1. Is there actually such a thing as "european design" or merely an assembly of diverse frameworks and approaches (eg. Polish, French, German or Swiss)?
2. Do we really need to think in such holistic terms? Do we really want to? Is such an attempt feasible?
3. Assuming that we follow the holistic approach of "european design", what are the aesthetic interrelations, influences and interactions between the former and well established, non-European approaches, such as those of North American, Japanese and Iranian design? What are their differences? Are there any differences? Do we wish for them to exist (or disappear all the same)?
The abstract, conceptual schema on the first poster is an attempt to visualize the above (inevitably subjective) thoughts and give an incomplete answer to the first of the questions. Each circle represents a European country.

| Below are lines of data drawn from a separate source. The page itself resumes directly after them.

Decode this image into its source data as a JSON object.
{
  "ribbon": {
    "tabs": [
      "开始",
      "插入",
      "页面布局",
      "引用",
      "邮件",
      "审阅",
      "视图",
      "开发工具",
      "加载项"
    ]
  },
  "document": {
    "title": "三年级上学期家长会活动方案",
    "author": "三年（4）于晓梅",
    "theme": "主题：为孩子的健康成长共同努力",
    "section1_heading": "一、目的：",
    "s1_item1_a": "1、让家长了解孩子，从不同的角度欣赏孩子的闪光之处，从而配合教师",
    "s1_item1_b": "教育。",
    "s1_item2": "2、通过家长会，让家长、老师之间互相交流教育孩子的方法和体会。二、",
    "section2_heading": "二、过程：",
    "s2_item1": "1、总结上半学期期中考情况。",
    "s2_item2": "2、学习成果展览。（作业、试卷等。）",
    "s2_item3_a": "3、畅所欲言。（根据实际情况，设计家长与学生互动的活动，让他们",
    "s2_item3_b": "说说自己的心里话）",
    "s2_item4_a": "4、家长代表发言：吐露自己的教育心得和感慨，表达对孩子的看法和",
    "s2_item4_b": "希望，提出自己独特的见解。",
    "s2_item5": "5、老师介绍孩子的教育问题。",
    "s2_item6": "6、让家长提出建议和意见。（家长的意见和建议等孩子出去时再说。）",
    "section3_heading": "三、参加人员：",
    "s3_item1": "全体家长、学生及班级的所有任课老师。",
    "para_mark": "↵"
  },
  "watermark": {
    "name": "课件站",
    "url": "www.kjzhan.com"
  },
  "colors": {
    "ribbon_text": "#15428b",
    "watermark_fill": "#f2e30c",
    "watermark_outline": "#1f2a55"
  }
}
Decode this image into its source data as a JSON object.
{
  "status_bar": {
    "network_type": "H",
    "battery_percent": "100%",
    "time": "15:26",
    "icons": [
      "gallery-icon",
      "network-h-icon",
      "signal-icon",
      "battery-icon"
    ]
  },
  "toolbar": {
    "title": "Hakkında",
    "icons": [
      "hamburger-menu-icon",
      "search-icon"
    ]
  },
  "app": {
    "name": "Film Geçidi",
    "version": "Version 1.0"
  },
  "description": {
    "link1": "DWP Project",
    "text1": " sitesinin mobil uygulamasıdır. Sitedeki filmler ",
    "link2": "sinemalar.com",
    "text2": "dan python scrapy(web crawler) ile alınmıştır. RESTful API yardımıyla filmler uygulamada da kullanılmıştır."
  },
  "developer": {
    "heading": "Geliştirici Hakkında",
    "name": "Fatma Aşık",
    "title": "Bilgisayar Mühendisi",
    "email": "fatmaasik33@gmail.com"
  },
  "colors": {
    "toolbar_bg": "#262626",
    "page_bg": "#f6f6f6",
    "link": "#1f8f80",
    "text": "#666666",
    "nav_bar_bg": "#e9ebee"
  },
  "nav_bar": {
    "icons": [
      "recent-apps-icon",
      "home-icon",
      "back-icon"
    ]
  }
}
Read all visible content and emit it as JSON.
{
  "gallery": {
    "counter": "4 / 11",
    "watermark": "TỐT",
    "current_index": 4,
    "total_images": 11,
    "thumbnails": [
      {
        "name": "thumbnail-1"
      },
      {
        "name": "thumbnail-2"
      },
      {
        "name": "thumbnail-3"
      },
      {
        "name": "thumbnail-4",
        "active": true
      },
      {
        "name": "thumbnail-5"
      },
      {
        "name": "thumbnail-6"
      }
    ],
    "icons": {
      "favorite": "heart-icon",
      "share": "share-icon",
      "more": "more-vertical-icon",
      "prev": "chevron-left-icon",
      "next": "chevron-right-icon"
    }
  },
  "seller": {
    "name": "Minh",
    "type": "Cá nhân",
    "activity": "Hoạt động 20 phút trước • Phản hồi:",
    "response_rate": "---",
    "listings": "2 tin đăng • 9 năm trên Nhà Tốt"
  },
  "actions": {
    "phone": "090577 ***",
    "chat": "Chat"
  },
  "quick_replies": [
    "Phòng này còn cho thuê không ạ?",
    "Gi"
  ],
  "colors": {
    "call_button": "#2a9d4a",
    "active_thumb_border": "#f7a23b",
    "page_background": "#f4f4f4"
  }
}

The size of each circle is proportionate to the number of designers from each corresponding country, as it was documented in the catalog of the Golden Bee, International Biennale of Graphic Design το 2004. The selection of the Golden Bee biennale as an arbitrary reference point offered a rather simplified estimation of the current status quo in the graphic design domain (one that I trust to be very close to reality). The largest circles correspond to: Russia, Poland, Germany, France, and Switzerland (countries with a prevalent design tradition in Europe), while the space and the overlapping between the circles, maps the aesthetic influences, kinships and diversity among the corresponding countries. The resulting schema is a unity (the notion of "european design" maybe?) and a cluster of detached and autonomous entities all at once.
The second poster, as an extension of the first one, places this mental schema among the most well established non-European approaches - that of North America, Japan and Iran - in an attempt to answer the first part of the third question.
The second question and the rest of the third question remain unanswered.